What in the world is this?!? Could it be an acorn, maybe a hickory nut, animal scat or a strange rock?
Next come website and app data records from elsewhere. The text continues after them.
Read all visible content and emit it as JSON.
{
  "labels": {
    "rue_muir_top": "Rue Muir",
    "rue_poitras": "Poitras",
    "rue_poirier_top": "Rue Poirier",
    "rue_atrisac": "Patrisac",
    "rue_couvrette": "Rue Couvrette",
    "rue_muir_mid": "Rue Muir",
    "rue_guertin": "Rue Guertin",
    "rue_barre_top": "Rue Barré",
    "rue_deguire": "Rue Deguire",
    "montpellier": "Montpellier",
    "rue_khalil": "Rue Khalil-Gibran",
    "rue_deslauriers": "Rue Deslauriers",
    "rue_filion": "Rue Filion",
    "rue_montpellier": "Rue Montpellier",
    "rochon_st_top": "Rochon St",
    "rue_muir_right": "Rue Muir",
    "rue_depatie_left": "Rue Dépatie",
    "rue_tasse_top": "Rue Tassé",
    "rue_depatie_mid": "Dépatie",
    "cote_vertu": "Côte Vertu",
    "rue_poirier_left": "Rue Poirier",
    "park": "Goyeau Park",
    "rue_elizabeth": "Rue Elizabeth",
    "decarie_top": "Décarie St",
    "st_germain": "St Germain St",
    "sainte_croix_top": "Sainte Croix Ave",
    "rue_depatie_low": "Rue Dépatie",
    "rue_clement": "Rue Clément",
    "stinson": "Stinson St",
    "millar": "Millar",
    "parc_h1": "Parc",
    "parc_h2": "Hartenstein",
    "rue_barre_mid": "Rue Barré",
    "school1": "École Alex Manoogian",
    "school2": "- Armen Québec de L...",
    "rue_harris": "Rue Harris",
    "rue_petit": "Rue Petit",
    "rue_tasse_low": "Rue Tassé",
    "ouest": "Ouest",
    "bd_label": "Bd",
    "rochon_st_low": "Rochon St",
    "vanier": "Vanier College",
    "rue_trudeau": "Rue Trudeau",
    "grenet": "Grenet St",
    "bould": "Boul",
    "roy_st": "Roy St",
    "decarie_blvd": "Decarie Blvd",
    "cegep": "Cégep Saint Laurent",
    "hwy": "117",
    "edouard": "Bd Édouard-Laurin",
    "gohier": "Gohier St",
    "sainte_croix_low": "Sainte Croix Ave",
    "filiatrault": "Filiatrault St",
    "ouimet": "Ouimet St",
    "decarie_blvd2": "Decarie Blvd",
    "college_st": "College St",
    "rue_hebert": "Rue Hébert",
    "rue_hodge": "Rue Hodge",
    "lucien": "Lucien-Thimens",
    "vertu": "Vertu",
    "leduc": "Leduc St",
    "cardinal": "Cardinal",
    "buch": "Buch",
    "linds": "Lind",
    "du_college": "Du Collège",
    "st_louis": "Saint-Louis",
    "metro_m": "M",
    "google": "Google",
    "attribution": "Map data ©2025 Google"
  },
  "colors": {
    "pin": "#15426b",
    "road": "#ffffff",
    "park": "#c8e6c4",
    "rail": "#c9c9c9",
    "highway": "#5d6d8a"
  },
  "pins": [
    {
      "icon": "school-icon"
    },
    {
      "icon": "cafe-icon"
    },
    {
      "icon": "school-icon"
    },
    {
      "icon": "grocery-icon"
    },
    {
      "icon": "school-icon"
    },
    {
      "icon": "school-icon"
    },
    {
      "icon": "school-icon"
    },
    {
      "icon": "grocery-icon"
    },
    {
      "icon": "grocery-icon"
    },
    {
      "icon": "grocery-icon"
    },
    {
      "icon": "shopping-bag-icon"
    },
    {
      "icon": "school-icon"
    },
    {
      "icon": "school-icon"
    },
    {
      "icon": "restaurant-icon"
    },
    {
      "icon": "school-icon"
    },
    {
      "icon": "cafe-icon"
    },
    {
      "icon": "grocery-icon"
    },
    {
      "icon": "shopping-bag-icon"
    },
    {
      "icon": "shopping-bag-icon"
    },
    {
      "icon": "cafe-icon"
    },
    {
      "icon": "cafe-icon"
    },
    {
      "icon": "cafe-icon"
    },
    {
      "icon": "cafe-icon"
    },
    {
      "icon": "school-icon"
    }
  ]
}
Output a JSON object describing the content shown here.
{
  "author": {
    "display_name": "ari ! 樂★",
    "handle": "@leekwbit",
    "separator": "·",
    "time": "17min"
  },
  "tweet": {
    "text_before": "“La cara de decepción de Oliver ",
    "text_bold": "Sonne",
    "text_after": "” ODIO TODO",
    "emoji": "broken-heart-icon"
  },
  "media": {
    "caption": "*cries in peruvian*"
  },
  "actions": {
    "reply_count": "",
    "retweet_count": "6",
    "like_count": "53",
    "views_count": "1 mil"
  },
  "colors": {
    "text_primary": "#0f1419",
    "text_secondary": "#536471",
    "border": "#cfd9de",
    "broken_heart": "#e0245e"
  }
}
It is an insect gall found on the branch of an oak tree at Lichterman Nature Center. Galls are abnormal growths that occur on leaves, twigs, or branches of different tree species. They may appear as simple lumps or more complex structures ranging in color from plain brown to brighter colors. There are about 1500 species of gall producers, the majority of which are insects and mites. Some galls form where insects or mites feed or lay eggs. The walls of the gall are structurally strong, rich in protein, and provide the larvae inside with food and protection. Sometimes galls also develop as a response to infections by several kinds of fungi, bacteria, and viruses. Galls affecting leaves are seldom if ever a serious problem. In most cases, galls are not so pretty but do not damage the tree. These pest organisms are specialists in forcing the host plant to provide food and shelter for the larvae which resides inside. To learn more about galls and many tree species, bring your class to the Nature Center for the newest Nature Lab, Tree Science. Identify trees using dichotomous keys to decipher leaf, bark and size differences. Use Forestry tools to measure tree height, circumference and temperature of a tree stand along forested trails. Record data to analyze in the lab classroom to determine board feet and health of the overall forest stand. One…two…tree…let’s go!